7. False. The Fifth Amendment only limits the ability of the government to force a person to be “a witness against himself.” It does limit the ability of the government to compel testimony in other situations and the Sixth Amendment expressly gives persons accused of crimes the right “to have compulsory process for obtaining witnesses in his favor.”
8. False. In Hurtado v. People of State of California, 110 U.S. 516 (1884), the Supreme Court held that because the Fifth Amendment separately requires both due process and grand juries, a grand jury is not an element of due process and is therefore not part of the “due process” required of States under the 14th Amendment.
9. False. The Sixth Amendment guarantees persons accused of crimes the right to trial “by an impartial jury of the State and district wherein the crime shall have been committed.” If there has been no discrimination in the jury selection process, a jury need not include anyone who might be considered a “peer” of the accused.
10. True. The Sixth Amendment expressly guarantees an accused the right “to have the Assistance of Counsel for his defence.”
11. False. Under the Seventh Amendment, the right to trial by jury in civil cases extends only to “suits at common law.” Cases of the kind that were tried “at equity” in England at the time of the Constitution’s adoption are exempt from the requirements of the Seventh Amendment and can be tried to judges acting without juries.
12. False. The Eighth Amendment expressly precludes the imposition of “excessive fines.”

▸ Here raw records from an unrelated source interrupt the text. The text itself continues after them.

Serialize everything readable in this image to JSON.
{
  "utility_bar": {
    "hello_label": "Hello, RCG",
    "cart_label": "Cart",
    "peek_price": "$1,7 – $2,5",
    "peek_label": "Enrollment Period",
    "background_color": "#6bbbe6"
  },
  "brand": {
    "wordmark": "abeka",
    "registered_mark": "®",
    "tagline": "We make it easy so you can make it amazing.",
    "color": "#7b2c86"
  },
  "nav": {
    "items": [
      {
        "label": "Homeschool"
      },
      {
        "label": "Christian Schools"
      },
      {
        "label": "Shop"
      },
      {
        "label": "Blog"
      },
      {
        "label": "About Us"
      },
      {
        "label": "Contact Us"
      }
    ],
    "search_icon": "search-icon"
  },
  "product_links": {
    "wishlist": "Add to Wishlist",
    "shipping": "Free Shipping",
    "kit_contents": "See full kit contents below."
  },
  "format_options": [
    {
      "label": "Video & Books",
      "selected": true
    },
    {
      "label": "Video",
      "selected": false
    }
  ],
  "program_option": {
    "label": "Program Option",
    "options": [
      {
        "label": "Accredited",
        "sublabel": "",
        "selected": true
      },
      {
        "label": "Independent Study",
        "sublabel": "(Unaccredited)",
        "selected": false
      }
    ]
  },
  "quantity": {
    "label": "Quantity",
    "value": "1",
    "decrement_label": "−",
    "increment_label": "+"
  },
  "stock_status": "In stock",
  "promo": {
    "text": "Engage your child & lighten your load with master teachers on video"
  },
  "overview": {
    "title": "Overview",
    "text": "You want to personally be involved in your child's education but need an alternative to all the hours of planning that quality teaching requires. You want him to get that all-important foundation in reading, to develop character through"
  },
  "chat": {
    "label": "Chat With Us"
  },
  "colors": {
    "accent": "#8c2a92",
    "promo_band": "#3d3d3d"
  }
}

13. True. The Eighth Amendment precludes the imposition of “excessive bail” and lists no exceptions. However, based on the practice in England at the time the Constitution was adopted, the Eighth Amendment has been construed as providing implied exceptions for murder and other serious crimes, for which bail can be denied entirely.
14. False. The decision in Roe v. Wade¸ 410 U.S 113 (1973), prohibits States from making certain abortions illegal. Before the decision in Roe v. Wade, some States had eliminated restrictions on abortion and the repeal of Roe v. Wade would have no impact on those States or on other States deciding not to criminalize abortion.
15. True. Nothing in the Constitution expressly requires the federal government to guarantee equal protection of the law. However, in Bolling v. Sharpe, 347 U.S. 497 ((1954), the Supreme Court held that this obligation should be imposed on the federal government because it is imposed on States by the 14th Amendment.
Questions 1, 2, 4, 7 and 9: One point for each correct answer.
Questions 3, 5, 10, 12 and 14: Two points for each correct answer.
Questions 6, 8. 11, 13 and 15: Three points for each correct answer.
0 to 9: The questions are difficult, but you could have done better guessing.
10 to 18: You are an educated American with significant knowledge of the Bill of Rights.
19 to 27: You are very well informed about the provisions of the Bill of Rights.
28 to 30: You are either a constitutional scholar or you looked at the answers first.
Donald E. Knebel is a partner in Barnes & Thornburg LLP, resident in the Indianapolis, Indiana office. He is a member of the firm’s Intellectual Property Law Department. Mr. Knebel serves as adjunct professor and senior advisor to the Center for Intellectual Property Research at the Indiana University Maurer School of Law. He frequently posts his observations here at Civic Blog. The views expressed do not necessarily reflect the views of Barnes & Thornburg LLP or the IU Maurer School of Law.